My Food Revelation

When life gets complicated, we change.  We adapt.

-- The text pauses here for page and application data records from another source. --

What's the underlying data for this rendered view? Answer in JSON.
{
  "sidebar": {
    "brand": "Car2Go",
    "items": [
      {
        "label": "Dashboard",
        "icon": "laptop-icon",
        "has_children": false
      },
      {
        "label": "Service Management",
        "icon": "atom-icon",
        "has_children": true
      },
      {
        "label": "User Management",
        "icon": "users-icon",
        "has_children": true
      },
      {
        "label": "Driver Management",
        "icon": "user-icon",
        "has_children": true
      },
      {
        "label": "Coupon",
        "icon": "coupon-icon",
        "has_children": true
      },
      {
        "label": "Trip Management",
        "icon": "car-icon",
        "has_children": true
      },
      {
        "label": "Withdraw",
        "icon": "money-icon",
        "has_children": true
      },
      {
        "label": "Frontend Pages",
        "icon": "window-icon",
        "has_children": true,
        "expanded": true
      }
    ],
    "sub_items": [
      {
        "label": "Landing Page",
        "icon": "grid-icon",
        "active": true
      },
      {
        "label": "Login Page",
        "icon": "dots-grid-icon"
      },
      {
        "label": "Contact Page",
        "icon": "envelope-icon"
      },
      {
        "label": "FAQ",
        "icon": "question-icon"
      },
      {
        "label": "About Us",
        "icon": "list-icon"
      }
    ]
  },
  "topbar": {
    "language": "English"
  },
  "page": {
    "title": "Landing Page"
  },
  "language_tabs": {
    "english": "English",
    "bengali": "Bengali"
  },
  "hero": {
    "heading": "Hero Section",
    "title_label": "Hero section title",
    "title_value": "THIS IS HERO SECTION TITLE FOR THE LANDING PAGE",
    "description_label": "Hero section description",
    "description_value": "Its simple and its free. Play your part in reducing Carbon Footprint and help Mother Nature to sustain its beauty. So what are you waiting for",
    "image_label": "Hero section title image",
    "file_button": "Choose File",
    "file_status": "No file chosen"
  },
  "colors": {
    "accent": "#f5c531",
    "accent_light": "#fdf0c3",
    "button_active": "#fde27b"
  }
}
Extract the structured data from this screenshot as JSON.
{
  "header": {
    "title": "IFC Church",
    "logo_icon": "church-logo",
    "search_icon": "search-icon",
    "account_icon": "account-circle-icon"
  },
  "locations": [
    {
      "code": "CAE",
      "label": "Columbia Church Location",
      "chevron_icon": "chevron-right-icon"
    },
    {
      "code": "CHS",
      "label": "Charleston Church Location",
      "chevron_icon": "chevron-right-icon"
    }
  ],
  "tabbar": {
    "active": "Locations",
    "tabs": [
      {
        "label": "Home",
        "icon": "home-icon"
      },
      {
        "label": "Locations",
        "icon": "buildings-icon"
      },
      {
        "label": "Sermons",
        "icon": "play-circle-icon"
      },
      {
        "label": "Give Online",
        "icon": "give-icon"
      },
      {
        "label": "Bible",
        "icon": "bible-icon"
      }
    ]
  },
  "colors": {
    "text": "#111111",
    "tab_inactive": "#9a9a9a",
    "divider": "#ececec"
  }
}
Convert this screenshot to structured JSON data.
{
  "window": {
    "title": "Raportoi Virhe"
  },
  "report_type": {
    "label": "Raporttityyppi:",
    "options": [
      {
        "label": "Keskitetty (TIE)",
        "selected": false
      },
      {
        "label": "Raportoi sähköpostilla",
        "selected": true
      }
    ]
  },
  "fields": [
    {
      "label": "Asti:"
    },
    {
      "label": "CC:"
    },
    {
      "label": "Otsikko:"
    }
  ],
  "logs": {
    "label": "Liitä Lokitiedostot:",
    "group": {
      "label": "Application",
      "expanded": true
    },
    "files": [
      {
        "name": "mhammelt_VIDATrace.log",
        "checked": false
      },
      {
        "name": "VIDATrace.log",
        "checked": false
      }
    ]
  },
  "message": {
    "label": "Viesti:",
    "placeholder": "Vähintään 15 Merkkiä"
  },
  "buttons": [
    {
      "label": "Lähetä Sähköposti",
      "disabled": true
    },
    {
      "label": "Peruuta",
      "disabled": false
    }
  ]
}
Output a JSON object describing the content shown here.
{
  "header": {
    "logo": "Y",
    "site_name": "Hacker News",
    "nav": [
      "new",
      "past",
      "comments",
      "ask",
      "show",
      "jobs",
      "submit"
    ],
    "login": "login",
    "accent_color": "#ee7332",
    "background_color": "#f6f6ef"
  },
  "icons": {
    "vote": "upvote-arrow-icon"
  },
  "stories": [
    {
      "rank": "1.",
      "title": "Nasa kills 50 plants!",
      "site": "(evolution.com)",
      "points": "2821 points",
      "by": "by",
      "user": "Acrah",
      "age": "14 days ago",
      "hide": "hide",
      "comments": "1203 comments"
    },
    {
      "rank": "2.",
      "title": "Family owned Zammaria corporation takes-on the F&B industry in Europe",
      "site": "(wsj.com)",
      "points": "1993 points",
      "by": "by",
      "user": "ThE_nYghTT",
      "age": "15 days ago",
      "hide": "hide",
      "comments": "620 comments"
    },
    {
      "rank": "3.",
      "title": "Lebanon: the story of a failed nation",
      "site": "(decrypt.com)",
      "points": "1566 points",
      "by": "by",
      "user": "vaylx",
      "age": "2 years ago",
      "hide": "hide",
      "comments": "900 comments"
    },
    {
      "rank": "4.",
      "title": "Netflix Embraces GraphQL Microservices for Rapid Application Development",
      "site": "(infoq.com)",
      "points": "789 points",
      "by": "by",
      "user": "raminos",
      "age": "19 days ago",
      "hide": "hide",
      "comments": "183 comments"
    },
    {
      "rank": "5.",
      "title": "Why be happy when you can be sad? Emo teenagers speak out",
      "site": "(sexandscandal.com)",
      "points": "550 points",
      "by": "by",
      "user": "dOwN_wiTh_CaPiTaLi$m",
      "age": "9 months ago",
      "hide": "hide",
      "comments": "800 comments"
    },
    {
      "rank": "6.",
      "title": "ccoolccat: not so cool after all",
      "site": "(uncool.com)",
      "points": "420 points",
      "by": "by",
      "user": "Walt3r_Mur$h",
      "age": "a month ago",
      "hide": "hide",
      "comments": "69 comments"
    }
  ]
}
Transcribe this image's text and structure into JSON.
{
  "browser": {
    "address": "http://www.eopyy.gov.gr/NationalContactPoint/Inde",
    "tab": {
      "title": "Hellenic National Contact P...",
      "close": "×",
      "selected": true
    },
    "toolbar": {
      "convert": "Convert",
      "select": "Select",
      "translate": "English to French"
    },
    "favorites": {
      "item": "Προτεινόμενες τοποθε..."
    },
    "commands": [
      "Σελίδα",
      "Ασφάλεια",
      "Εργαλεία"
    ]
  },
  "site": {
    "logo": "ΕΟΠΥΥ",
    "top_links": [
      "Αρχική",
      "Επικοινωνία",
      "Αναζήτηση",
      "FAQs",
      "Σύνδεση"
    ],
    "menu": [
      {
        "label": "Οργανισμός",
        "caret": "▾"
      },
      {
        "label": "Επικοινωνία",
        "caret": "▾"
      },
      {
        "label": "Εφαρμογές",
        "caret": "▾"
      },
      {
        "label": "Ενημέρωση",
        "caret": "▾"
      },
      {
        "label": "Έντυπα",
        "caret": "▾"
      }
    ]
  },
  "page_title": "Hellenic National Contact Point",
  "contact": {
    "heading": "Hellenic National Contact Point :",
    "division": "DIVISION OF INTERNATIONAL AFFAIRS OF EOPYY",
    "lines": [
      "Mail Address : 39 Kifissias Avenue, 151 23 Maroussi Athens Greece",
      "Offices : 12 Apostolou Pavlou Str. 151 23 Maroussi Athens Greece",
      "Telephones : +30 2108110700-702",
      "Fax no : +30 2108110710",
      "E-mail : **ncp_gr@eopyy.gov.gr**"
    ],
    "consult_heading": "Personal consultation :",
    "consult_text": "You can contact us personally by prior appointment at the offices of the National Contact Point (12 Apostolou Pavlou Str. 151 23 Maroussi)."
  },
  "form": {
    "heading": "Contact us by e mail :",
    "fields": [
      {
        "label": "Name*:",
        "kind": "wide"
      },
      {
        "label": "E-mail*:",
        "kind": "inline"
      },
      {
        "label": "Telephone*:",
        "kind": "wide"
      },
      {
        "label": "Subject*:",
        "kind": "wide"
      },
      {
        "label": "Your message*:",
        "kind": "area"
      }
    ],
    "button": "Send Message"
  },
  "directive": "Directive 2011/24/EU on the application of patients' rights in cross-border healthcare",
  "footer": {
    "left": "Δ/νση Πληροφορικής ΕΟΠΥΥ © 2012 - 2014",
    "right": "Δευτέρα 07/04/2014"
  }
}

It's part of the beauty of being human.

When life here got crazy between kids and jobs and moves, we adapted.  Cooking has gotten so much more simplified.  At the beginning of our marriage, I would start making dinner around 3:00 and have it ready by 5:00.  It was vital for me to have two hours of uninterrupted time to get that meal on the table.  Seven years and four (nearly five) kids later, I laugh at that earlier version of myself.

Someday, I will again have that luxury, but I doubt it will be soon.  So, for now, we adapt to the resources we have.

In my case, the discovery of freezer to slow cooker cooking changed my life.  I have a round up of recipes and techniques here .  It's so simple, it's genius.  Get your ingredients together.  Get a bunch of gallon ziplocs and label them.  Fill the bags with meat, vegetables, and seasonings.  Freeze.  On your hectic mornings, pull a bag out of the freezer, stick it in the slow cooker and turn the slow cooker on.  Voila!  Dinner is the first thing you get to cross off your lengthy to-do list.

Yesterday I learned that if you have a basic recipe,  like Lemon Garlic "Dump" Chicken (It's better than it sounds, I swear!), you can add 2 cups of uncooked rice and 4 cups of liquid about three hours before serving and it becomes a whole new dish.

Freezer to slow cooker is flexible like that.  You can use the veggies you have, like last year I had a bumper crop of summer squash and green beans and was given a huge kohlrabie, so most of my freezer meals had some of those.  I could also get boneless chicken breasts for super cheap, so we ate a lot of chicken.

Most importantly, I could assemble about a dozen of these bags over nap time.

Quick, easy, cheap.  What's not to love?